Exercise requirements =>
Below are some records; copy each line in them that contains "price".
|---|
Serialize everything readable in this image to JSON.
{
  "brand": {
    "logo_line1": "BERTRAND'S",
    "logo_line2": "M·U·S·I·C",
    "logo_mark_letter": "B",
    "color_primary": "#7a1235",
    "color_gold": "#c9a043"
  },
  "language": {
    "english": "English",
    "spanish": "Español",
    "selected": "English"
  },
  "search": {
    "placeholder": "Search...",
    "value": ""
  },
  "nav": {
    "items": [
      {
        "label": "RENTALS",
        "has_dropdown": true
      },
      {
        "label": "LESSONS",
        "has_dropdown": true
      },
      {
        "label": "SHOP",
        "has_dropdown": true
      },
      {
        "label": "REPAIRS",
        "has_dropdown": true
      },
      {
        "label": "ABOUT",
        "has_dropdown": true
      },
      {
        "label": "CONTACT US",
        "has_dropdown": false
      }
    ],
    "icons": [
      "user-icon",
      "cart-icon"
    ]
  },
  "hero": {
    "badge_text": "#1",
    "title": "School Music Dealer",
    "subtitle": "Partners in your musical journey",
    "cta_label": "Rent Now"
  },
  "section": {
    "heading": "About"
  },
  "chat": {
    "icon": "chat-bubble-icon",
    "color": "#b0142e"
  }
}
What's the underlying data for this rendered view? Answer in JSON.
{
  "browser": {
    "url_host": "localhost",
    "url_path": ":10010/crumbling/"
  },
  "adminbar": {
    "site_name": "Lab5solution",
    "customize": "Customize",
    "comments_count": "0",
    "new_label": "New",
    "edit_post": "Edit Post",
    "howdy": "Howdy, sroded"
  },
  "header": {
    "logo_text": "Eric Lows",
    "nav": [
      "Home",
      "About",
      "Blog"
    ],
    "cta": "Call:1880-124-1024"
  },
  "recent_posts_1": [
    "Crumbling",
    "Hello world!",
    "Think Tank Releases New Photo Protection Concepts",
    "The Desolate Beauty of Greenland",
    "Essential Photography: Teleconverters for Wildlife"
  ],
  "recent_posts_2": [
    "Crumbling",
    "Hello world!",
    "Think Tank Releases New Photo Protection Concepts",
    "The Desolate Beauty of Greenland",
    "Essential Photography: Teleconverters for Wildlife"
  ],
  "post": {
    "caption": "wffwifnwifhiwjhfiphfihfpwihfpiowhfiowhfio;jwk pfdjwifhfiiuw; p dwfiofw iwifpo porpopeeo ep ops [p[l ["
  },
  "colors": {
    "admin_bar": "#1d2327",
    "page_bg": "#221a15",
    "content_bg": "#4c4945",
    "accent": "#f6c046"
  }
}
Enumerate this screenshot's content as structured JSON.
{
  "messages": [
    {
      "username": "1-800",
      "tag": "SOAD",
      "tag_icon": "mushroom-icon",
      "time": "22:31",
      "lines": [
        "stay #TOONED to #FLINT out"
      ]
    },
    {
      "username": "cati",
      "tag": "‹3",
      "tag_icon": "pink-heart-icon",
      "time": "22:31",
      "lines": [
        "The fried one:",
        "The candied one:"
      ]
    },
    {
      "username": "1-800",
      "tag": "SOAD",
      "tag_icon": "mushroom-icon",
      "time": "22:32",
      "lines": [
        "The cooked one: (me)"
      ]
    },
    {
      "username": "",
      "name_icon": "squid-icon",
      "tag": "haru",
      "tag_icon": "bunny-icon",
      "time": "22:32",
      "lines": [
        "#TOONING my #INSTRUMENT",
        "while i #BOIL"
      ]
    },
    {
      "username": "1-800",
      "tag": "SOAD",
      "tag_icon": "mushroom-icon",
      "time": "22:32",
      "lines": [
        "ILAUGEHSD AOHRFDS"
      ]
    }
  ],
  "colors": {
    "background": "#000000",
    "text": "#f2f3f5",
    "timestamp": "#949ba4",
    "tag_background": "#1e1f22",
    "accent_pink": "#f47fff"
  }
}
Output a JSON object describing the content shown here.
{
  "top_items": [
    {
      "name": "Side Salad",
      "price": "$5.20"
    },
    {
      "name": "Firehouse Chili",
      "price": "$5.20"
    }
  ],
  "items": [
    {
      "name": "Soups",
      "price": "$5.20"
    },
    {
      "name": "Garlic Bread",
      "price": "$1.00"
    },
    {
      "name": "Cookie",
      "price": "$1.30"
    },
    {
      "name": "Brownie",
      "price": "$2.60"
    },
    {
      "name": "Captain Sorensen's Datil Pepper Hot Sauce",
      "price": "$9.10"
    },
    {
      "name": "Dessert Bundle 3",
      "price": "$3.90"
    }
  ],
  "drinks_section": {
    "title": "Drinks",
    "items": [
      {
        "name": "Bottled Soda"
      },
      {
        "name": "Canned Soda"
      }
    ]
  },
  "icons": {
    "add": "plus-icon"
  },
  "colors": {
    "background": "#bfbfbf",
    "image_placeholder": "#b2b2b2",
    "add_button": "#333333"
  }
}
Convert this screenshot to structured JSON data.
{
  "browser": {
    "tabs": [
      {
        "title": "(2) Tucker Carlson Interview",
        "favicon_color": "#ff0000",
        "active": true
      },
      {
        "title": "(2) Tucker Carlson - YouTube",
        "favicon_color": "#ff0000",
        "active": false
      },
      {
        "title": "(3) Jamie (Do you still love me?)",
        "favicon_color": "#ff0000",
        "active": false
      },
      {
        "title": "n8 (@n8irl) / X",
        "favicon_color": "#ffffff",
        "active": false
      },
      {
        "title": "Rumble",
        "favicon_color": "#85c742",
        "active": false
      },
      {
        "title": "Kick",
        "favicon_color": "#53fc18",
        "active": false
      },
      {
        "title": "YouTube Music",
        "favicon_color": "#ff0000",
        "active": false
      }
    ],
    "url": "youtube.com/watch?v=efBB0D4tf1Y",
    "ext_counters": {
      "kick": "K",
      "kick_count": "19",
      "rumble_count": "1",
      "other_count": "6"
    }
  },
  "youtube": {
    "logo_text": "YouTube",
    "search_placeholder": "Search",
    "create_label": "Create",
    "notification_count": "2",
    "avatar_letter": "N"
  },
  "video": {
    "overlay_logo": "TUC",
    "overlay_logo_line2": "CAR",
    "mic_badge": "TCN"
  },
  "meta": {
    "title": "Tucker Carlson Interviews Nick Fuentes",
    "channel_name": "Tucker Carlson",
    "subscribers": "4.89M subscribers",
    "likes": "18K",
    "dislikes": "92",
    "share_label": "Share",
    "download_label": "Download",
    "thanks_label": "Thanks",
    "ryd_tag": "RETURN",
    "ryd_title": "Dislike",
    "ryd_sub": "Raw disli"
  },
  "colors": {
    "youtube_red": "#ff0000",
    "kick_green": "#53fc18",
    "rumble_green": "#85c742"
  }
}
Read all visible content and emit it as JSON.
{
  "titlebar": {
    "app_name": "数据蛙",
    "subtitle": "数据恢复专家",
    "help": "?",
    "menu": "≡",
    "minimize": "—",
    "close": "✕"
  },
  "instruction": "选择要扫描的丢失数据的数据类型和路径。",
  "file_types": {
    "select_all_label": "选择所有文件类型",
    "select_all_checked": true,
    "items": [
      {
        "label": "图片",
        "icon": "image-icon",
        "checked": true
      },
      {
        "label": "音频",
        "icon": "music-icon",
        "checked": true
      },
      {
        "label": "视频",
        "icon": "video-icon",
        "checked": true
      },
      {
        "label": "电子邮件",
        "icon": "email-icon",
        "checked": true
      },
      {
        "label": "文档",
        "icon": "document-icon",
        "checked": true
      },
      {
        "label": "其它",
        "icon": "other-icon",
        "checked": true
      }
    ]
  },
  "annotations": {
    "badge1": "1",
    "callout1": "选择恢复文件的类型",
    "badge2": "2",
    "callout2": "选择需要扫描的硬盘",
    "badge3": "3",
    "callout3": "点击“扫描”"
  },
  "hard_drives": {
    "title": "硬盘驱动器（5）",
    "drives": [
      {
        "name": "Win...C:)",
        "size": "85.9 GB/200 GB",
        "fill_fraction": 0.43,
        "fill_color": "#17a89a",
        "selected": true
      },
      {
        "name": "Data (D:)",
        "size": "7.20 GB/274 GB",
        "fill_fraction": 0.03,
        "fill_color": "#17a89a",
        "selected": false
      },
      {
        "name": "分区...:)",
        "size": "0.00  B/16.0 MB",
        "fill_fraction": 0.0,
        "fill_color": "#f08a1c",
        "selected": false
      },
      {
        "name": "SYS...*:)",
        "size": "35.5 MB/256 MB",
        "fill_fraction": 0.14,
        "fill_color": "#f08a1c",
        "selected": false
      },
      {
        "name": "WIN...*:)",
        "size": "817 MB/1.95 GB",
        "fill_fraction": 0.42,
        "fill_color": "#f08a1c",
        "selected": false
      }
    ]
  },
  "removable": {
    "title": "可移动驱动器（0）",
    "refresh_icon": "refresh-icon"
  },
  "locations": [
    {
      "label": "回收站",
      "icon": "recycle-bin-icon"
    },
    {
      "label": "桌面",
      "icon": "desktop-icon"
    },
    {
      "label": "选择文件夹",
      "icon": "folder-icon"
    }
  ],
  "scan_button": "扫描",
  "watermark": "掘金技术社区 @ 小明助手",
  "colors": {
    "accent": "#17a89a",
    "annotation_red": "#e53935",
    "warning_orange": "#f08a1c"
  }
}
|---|
Task response =>
      "price": "$5.20"
      "price": "$5.20"
      "price": "$5.20"
      "price": "$1.00"
      "price": "$1.30"
      "price": "$2.60"
      "price": "$9.10"
      "price": "$3.90"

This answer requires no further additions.